UK investigators are examining how a Beechcraft King Air 200 crashed soon after taking off from Stapleford airport in Essex on 3 October, killing its two crew members.

The twin-engined turboprop, registration G-BYCP (archive image below), was owned and operated by the UK’s largest charter and management company, London Executive Aviation (LEA).

Crashed King Air - AirTeamImages


According to the operator, the King Air 200 lifted off from its Stapleford base at around 10:20 local time with the pilot and co-pilot at the controls. The eight-seat aircraft was on a positioning flight to the Royal Air Force's Brize Norton base in Oxfordshire – 65nm (120km) to the west – to pick up passengers.

“Almost immediately after take-off, the aircraft came down in a field close to Stapleford airport,” says LEA.

The executive-configured twin was one of the three King Air 200s in LEA's 24-strong business aircraft fleet.

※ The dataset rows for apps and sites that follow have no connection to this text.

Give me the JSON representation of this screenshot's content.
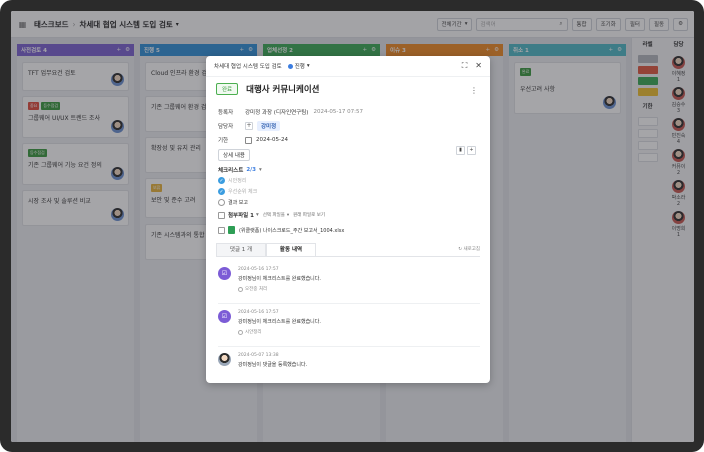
{
  "topbar": {
    "menu_icon": "grid-icon",
    "breadcrumb_root": "태스크보드",
    "breadcrumb_sep": "›",
    "breadcrumb_current": "차세대 협업 시스템 도입 검토",
    "period_select": "전체기간",
    "search_placeholder": "검색어",
    "buttons": [
      "통합",
      "조기화",
      "필터",
      "필동"
    ]
  },
  "columns": [
    {
      "title": "사전검토 4",
      "color": "#7b61d1",
      "cards": [
        {
          "text": "TFT 업무요건 검토",
          "tags": []
        },
        {
          "text": "그룹웨어 UI/UX 트렌드 조사",
          "tags": [
            {
              "label": "중요",
              "color": "#e04b3c"
            },
            {
              "label": "등수점검",
              "color": "#3a9a3e"
            }
          ]
        },
        {
          "text": "기존 그룹웨어 기능 요건 정의",
          "tags": [
            {
              "label": "등수점검",
              "color": "#3a9a3e"
            }
          ]
        },
        {
          "text": "시장 조사 및 솔루션 비교",
          "tags": []
        }
      ]
    },
    {
      "title": "진행 5",
      "color": "#2f8fd8",
      "cards": [
        {
          "text": "Cloud 인프라 환경 검토",
          "tags": []
        },
        {
          "text": "기존 그룹웨어 환경 검토",
          "tags": []
        },
        {
          "text": "확장성 및 유지 관리",
          "tags": []
        },
        {
          "text": "보안 및 준수 고려",
          "tags": [
            {
              "label": "보류",
              "color": "#e8b33a"
            }
          ]
        },
        {
          "text": "기존 시스템과의 통합",
          "tags": []
        }
      ]
    },
    {
      "title": "업체선정 2",
      "color": "#3aaa55",
      "cards": []
    },
    {
      "title": "이슈 3",
      "color": "#f08a24",
      "cards": []
    },
    {
      "title": "취소 1",
      "color": "#4fb8c6",
      "cards": [
        {
          "text": "우선고려 사항",
          "tags": [
            {
              "label": "완료",
              "color": "#3a9a3e"
            }
          ]
        }
      ]
    }
  ],
  "rightpanel": {
    "label_head": "라벨",
    "period_head": "기한",
    "assignee_head": "담당",
    "label_colors": [
      "#b3b7be",
      "#e0573e",
      "#3aaa55",
      "#f0c02e"
    ],
    "people": [
      {
        "name": "이혜정",
        "count": "1"
      },
      {
        "name": "김승수",
        "count": "3"
      },
      {
        "name": "민진숙",
        "count": "4"
      },
      {
        "name": "커뮤이",
        "count": "2"
      },
      {
        "name": "박소라",
        "count": "2"
      },
      {
        "name": "이명희",
        "count": "1"
      }
    ]
  },
  "modal": {
    "breadcrumb": "차세대 협업 시스템 도입 검토",
    "status": "진행",
    "status_caret": "▾",
    "expand_icon": "⛶",
    "close_icon": "✕",
    "badge": "완료",
    "title": "대행사 커뮤니케이션",
    "more": "⋮",
    "registrant_label": "등록자",
    "registrant": "강미정 과장 (디자인연구팀)",
    "registered_at": "2024-05-17 07:57",
    "assignee_label": "담당자",
    "assignee": "강미정",
    "due_label": "기한",
    "due": "2024-05-24",
    "detail_button": "상세 내용",
    "checklist_label": "체크리스트",
    "checklist_count": "2/3",
    "checklist_caret": "▾",
    "checklist": [
      {
        "text": "시안정리",
        "done": true
      },
      {
        "text": "우선순위 체크",
        "done": true
      },
      {
        "text": "결과 보고",
        "done": false
      }
    ],
    "attachment_label": "첨부파일 1",
    "attachment_caret": "▾",
    "attachment_select": "선택 파일을",
    "attachment_select_caret": "▾",
    "attachment_download": "원래 파일로 보기",
    "file_name": "(위클랫폼) 나이스크로드_주간 보고서_1004.xlsx",
    "tab_comments": "댓글 1 개",
    "tab_activity": "활동 내역",
    "refresh": "새로고침",
    "activities": [
      {
        "time": "2024-05-16 17:57",
        "message": "강미정님이 체크리스트를 완료했습니다.",
        "sub": "오전중 처리",
        "icon": "checklist-icon"
      },
      {
        "time": "2024-05-16 17:57",
        "message": "강미정님이 체크리스트를 완료했습니다.",
        "sub": "시안정리",
        "icon": "checklist-icon"
      },
      {
        "time": "2024-05-07 13:38",
        "message": "강미정님이 댓글을 등록했습니다.",
        "sub": "",
        "icon": "avatar"
      }
    ]
  }
}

It was manufactured in 1981 and had its last scheduled maintenance inspection on 12 June, the operator confirms.

LEA describes the crew as “ highly experienced professional pilots”. The captain “had extensive experience of flying King Air aircraft”, it says “and was a flying examiner [with the UK Civil Aviation Authority]”.

Source: Flight International